A TECHNOLOGY STARTUP TO ASSIST THE DIFFERENTLY ABLED
Touted as India’s first educational technology startup for the deaf, Digital Arts Academy for the Deaf (DAAD) builds enablers to mainstream them
The best products across industries are those conceptualised and designed by people with experiential exposure to client-side preferences. Now this is exactly why one should sit up and take note of a young woman and her two associates who have launched what is touted as India’s first educational technology startup for the deaf.
We are talking about Remya Raj, the enigmatic visionary who along with her friends, Sulu Naushad and Abey James, set up the Digital Arts Academy for the Deaf (DAAD), currently an incubatee at Technopark.
According to reliable statistics an estimated 18 million or around 1 per cent of Indians are ‘hearing impaired’. What Remya and her team does is to build enablers to help mainstream this large section of human resources.
Having waded through the waters herself, Remya, who was born deaf, had built a career for herself in the technology sector and was working as a business analyst when she had a higher calling. Teaming up with Sulu, who is also deaf and Abel, they mooted DAAD to the Kerala Startup Mission (KSUM) which, in turn, offered them a place in its shared technology co-working space.
DAAD was set up in December 2018 and was launched officially a month later, in January 2019. According to Remya, the company bootstrapped and a seed funding of Rs. 1 lakh from KSUM was what gave them a breather. DAAD’s technology space is buzzing with ideas and according to the founders, there will soon be an array of products available on their website followed by a mobile app for youngsters who are deaf or have a cochlear implant.

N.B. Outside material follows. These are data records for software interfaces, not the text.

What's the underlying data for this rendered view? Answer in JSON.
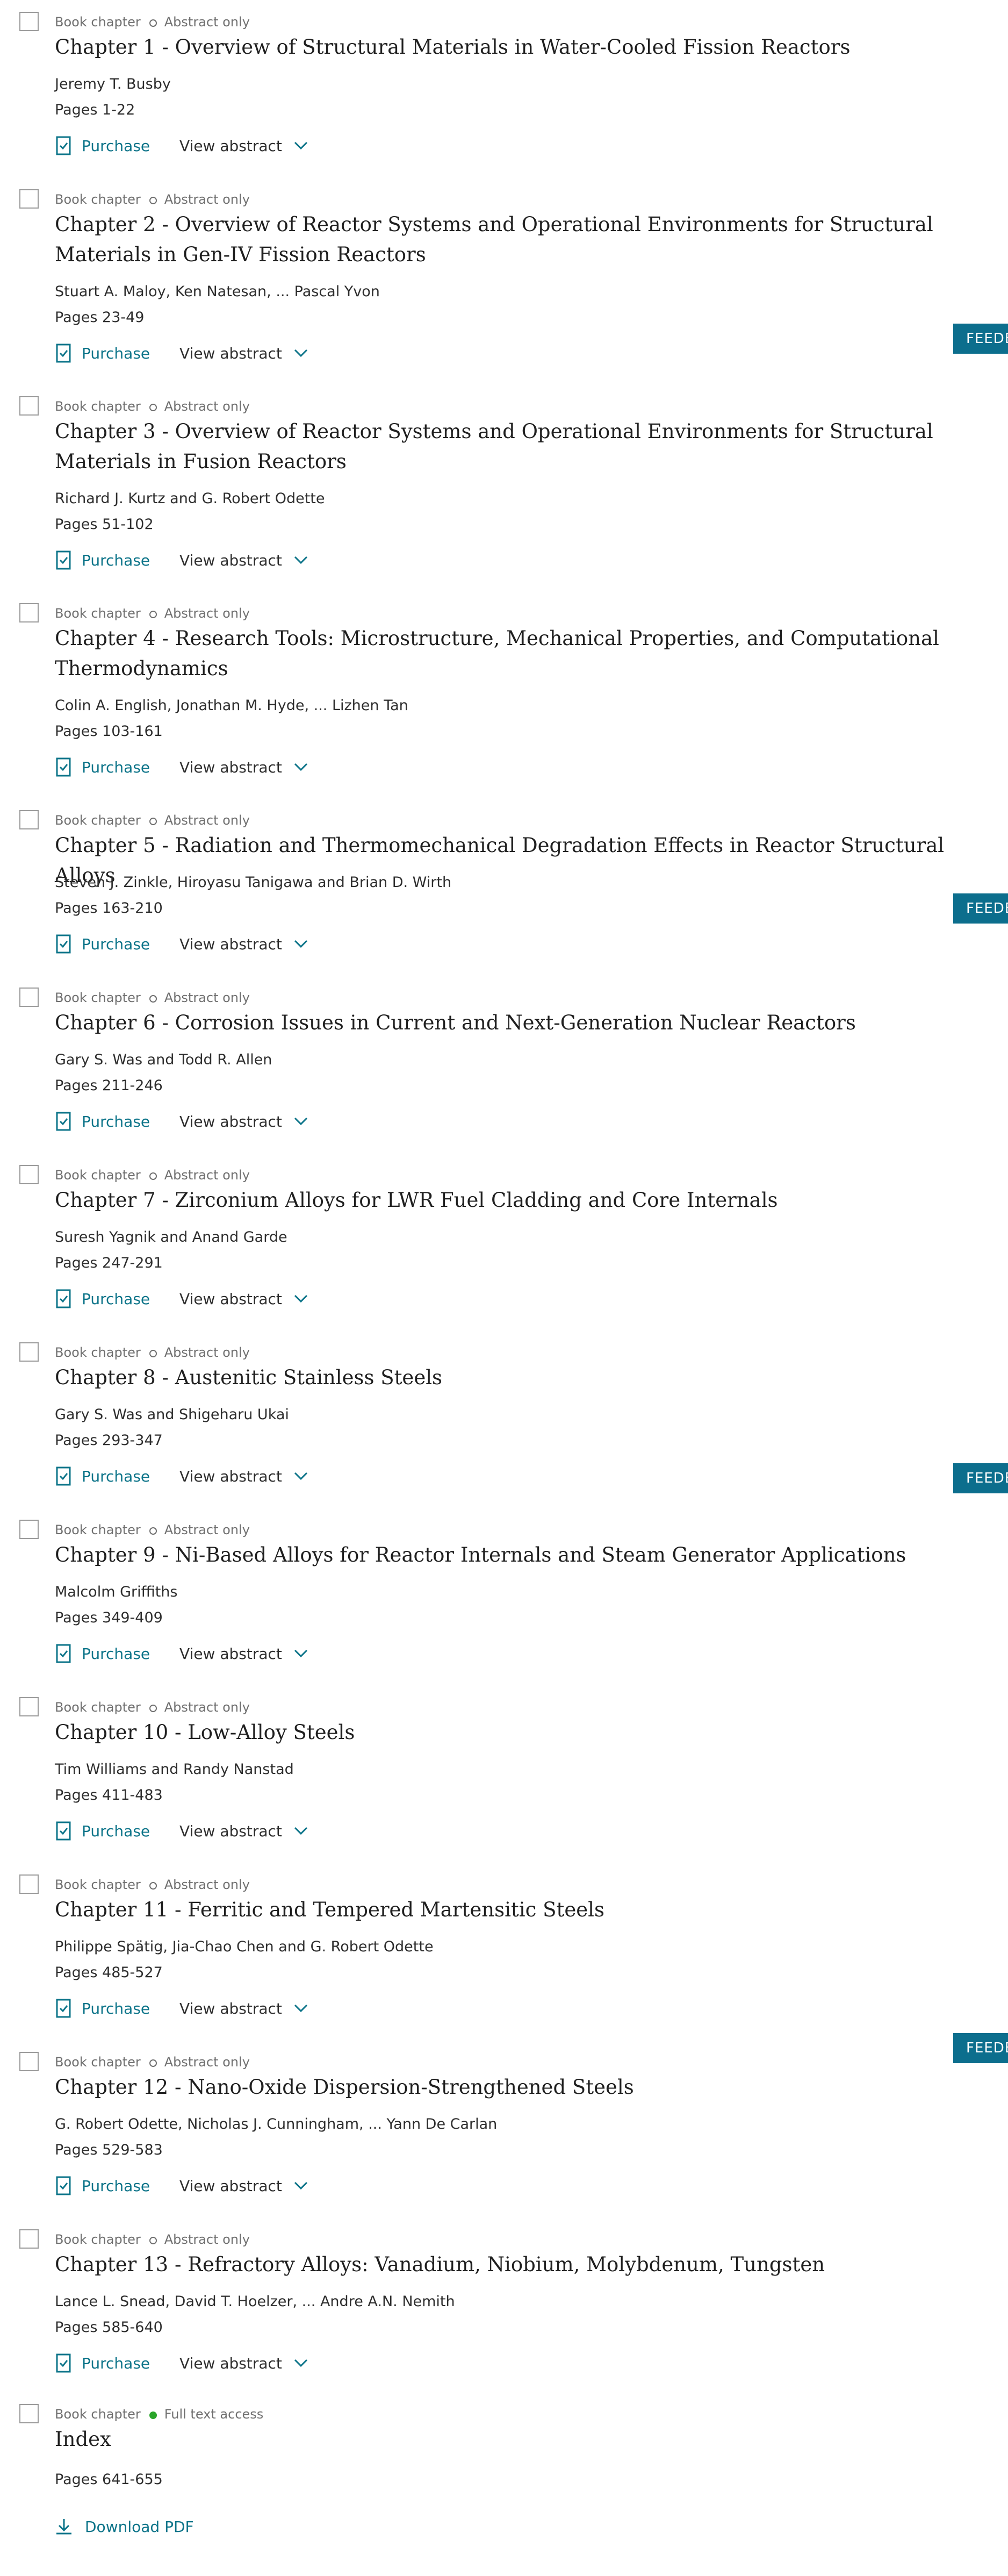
{
  "labels": {
    "type": "Book chapter",
    "access_abstract": "Abstract only",
    "access_full": "Full text access",
    "purchase": "Purchase",
    "view_abstract": "View abstract",
    "download_pdf": "Download PDF",
    "feedback": "FEEDBACK"
  },
  "colors": {
    "link": "#0c7489",
    "feedback_bg": "#0c6e8d",
    "full_access_dot": "#2aa52a"
  },
  "chapters": [
    {
      "title": "Chapter 1 - Overview of Structural Materials in Water-Cooled Fission Reactors",
      "authors": "Jeremy T. Busby",
      "pages": "Pages 1-22"
    },
    {
      "title": "Chapter 2 - Overview of Reactor Systems and Operational Environments for Structural Materials in Gen-IV Fission Reactors",
      "authors": "Stuart A. Maloy, Ken Natesan, ... Pascal Yvon",
      "pages": "Pages 23-49"
    },
    {
      "title": "Chapter 3 - Overview of Reactor Systems and Operational Environments for Structural Materials in Fusion Reactors",
      "authors": "Richard J. Kurtz and G. Robert Odette",
      "pages": "Pages 51-102"
    },
    {
      "title": "Chapter 4 - Research Tools: Microstructure, Mechanical Properties, and Computational Thermodynamics",
      "authors": "Colin A. English, Jonathan M. Hyde, ... Lizhen Tan",
      "pages": "Pages 103-161"
    },
    {
      "title": "Chapter 5 - Radiation and Thermomechanical Degradation Effects in Reactor Structural Alloys",
      "authors": "Steven J. Zinkle, Hiroyasu Tanigawa and Brian D. Wirth",
      "pages": "Pages 163-210"
    },
    {
      "title": "Chapter 6 - Corrosion Issues in Current and Next-Generation Nuclear Reactors",
      "authors": "Gary S. Was and Todd R. Allen",
      "pages": "Pages 211-246"
    },
    {
      "title": "Chapter 7 - Zirconium Alloys for LWR Fuel Cladding and Core Internals",
      "authors": "Suresh Yagnik and Anand Garde",
      "pages": "Pages 247-291"
    },
    {
      "title": "Chapter 8 - Austenitic Stainless Steels",
      "authors": "Gary S. Was and Shigeharu Ukai",
      "pages": "Pages 293-347"
    },
    {
      "title": "Chapter 9 - Ni-Based Alloys for Reactor Internals and Steam Generator Applications",
      "authors": "Malcolm Griffiths",
      "pages": "Pages 349-409"
    },
    {
      "title": "Chapter 10 - Low-Alloy Steels",
      "authors": "Tim Williams and Randy Nanstad",
      "pages": "Pages 411-483"
    },
    {
      "title": "Chapter 11 - Ferritic and Tempered Martensitic Steels",
      "authors": "Philippe Spätig, Jia-Chao Chen and G. Robert Odette",
      "pages": "Pages 485-527"
    },
    {
      "title": "Chapter 12 - Nano-Oxide Dispersion-Strengthened Steels",
      "authors": "G. Robert Odette, Nicholas J. Cunningham, ... Yann De Carlan",
      "pages": "Pages 529-583"
    },
    {
      "title": "Chapter 13 - Refractory Alloys: Vanadium, Niobium, Molybdenum, Tungsten",
      "authors": "Lance L. Snead, David T. Hoelzer, ... Andre A.N. Nemith",
      "pages": "Pages 585-640"
    }
  ],
  "index": {
    "title": "Index",
    "pages": "Pages 641-655"
  }
}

“Our target clients are in the age group of 18 to 35,” said Remya talking to Destination Kerala. “The courses will be designed in such a way that there will be free-access basic courses and advanced courses which people can choose and join after a stipulated payment,” she said.
The courses will be designed to close a skill gap and enable the deaf youths to find jobs by making them more employable, said Remya. “The company will award candidates certificates upon successful completion of the course,” she said.
According to Remya, who is also the CEO of the company, DAAD will roll out its first product in October and is going to give photoshop lessons to the deaf learners through videos in video sign language. The videos will also have voice over and visualisations for a better learning experience.
The company aims to incorporate learning materials in natural sign language, Indian sign language and context-translated sign language with English subtitles and will work on a subscription-per-course model.